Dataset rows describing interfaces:
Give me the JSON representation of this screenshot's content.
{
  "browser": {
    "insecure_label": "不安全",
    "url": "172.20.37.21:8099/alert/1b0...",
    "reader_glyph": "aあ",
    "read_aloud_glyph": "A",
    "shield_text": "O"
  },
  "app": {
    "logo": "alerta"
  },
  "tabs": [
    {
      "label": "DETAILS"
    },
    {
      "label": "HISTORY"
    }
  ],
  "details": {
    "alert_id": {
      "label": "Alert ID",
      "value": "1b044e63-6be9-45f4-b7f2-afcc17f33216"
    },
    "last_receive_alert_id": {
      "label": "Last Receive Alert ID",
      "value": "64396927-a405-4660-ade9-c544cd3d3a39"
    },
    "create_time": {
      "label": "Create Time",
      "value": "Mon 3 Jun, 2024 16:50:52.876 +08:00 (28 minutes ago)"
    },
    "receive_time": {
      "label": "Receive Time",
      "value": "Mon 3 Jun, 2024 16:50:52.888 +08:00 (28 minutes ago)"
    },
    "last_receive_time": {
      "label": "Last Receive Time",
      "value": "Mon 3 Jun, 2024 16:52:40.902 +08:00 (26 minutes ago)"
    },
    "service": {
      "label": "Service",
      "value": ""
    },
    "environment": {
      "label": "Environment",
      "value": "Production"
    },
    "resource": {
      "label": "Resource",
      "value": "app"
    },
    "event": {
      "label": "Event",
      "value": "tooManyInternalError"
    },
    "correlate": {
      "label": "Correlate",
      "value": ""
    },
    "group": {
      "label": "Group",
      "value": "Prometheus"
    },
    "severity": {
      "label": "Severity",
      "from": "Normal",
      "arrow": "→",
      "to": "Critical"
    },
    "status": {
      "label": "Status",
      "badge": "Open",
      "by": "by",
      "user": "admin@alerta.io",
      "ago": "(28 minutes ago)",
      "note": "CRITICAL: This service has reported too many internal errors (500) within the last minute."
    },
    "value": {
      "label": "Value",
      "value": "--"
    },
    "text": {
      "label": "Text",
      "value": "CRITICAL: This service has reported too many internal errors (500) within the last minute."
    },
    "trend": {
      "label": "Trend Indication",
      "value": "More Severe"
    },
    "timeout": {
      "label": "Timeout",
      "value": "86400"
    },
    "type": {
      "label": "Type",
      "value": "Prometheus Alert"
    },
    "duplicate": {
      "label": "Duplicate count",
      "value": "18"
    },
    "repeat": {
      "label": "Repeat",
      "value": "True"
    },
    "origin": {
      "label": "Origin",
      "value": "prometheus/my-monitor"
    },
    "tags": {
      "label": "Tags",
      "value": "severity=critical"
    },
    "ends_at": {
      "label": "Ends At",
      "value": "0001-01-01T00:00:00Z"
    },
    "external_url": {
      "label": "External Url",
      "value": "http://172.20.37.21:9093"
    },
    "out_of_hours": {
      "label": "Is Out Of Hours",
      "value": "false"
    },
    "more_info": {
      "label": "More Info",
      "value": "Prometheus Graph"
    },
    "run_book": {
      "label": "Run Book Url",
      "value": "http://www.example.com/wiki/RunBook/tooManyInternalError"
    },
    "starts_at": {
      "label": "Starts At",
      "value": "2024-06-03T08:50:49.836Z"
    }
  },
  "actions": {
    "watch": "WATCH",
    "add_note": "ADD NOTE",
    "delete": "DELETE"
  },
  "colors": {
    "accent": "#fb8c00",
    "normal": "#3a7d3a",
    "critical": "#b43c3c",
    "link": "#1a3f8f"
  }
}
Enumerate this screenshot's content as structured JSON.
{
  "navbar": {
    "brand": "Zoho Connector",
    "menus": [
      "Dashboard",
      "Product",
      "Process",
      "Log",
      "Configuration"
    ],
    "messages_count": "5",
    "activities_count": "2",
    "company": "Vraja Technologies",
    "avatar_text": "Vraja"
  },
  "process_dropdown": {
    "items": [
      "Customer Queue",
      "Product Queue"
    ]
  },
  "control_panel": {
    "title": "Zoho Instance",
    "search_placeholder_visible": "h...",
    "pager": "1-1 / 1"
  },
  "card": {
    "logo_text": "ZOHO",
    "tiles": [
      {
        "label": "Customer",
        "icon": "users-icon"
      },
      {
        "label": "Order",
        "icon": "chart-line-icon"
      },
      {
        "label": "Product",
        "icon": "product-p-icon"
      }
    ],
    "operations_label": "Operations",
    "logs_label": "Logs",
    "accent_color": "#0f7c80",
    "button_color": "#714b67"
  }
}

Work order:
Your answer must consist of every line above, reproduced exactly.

Solution to the problem:
Give me the JSON representation of this screenshot's content.
{
  "browser": {
    "insecure_label": "不安全",
    "url": "172.20.37.21:8099/alert/1b0...",
    "reader_glyph": "aあ",
    "read_aloud_glyph": "A",
    "shield_text": "O"
  },
  "app": {
    "logo": "alerta"
  },
  "tabs": [
    {
      "label": "DETAILS"
    },
    {
      "label": "HISTORY"
    }
  ],
  "details": {
    "alert_id": {
      "label": "Alert ID",
      "value": "1b044e63-6be9-45f4-b7f2-afcc17f33216"
    },
    "last_receive_alert_id": {
      "label": "Last Receive Alert ID",
      "value": "64396927-a405-4660-ade9-c544cd3d3a39"
    },
    "create_time": {
      "label": "Create Time",
      "value": "Mon 3 Jun, 2024 16:50:52.876 +08:00 (28 minutes ago)"
    },
    "receive_time": {
      "label": "Receive Time",
      "value": "Mon 3 Jun, 2024 16:50:52.888 +08:00 (28 minutes ago)"
    },
    "last_receive_time": {
      "label": "Last Receive Time",
      "value": "Mon 3 Jun, 2024 16:52:40.902 +08:00 (26 minutes ago)"
    },
    "service": {
      "label": "Service",
      "value": ""
    },
    "environment": {
      "label": "Environment",
      "value": "Production"
    },
    "resource": {
      "label": "Resource",
      "value": "app"
    },
    "event": {
      "label": "Event",
      "value": "tooManyInternalError"
    },
    "correlate": {
      "label": "Correlate",
      "value": ""
    },
    "group": {
      "label": "Group",
      "value": "Prometheus"
    },
    "severity": {
      "label": "Severity",
      "from": "Normal",
      "arrow": "→",
      "to": "Critical"
    },
    "status": {
      "label": "Status",
      "badge": "Open",
      "by": "by",
      "user": "admin@alerta.io",
      "ago": "(28 minutes ago)",
      "note": "CRITICAL: This service has reported too many internal errors (500) within the last minute."
    },
    "value": {
      "label": "Value",
      "value": "--"
    },
    "text": {
      "label": "Text",
      "value": "CRITICAL: This service has reported too many internal errors (500) within the last minute."
    },
    "trend": {
      "label": "Trend Indication",
      "value": "More Severe"
    },
    "timeout": {
      "label": "Timeout",
      "value": "86400"
    },
    "type": {
      "label": "Type",
      "value": "Prometheus Alert"
    },
    "duplicate": {
      "label": "Duplicate count",
      "value": "18"
    },
    "repeat": {
      "label": "Repeat",
      "value": "True"
    },
    "origin": {
      "label": "Origin",
      "value": "prometheus/my-monitor"
    },
    "tags": {
      "label": "Tags",
      "value": "severity=critical"
    },
    "ends_at": {
      "label": "Ends At",
      "value": "0001-01-01T00:00:00Z"
    },
    "external_url": {
      "label": "External Url",
      "value": "http://172.20.37.21:9093"
    },
    "out_of_hours": {
      "label": "Is Out Of Hours",
      "value": "false"
    },
    "more_info": {
      "label": "More Info",
      "value": "Prometheus Graph"
    },
    "run_book": {
      "label": "Run Book Url",
      "value": "http://www.example.com/wiki/RunBook/tooManyInternalError"
    },
    "starts_at": {
      "label": "Starts At",
      "value": "2024-06-03T08:50:49.836Z"
    }
  },
  "actions": {
    "watch": "WATCH",
    "add_note": "ADD NOTE",
    "delete": "DELETE"
  },
  "colors": {
    "accent": "#fb8c00",
    "normal": "#3a7d3a",
    "critical": "#b43c3c",
    "link": "#1a3f8f"
  }
}
Enumerate this screenshot's content as structured JSON.
{
  "navbar": {
    "brand": "Zoho Connector",
    "menus": [
      "Dashboard",
      "Product",
      "Process",
      "Log",
      "Configuration"
    ],
    "messages_count": "5",
    "activities_count": "2",
    "company": "Vraja Technologies",
    "avatar_text": "Vraja"
  },
  "process_dropdown": {
    "items": [
      "Customer Queue",
      "Product Queue"
    ]
  },
  "control_panel": {
    "title": "Zoho Instance",
    "search_placeholder_visible": "h...",
    "pager": "1-1 / 1"
  },
  "card": {
    "logo_text": "ZOHO",
    "tiles": [
      {
        "label": "Customer",
        "icon": "users-icon"
      },
      {
        "label": "Order",
        "icon": "chart-line-icon"
      },
      {
        "label": "Product",
        "icon": "product-p-icon"
      }
    ],
    "operations_label": "Operations",
    "logs_label": "Logs",
    "accent_color": "#0f7c80",
    "button_color": "#714b67"
  }
}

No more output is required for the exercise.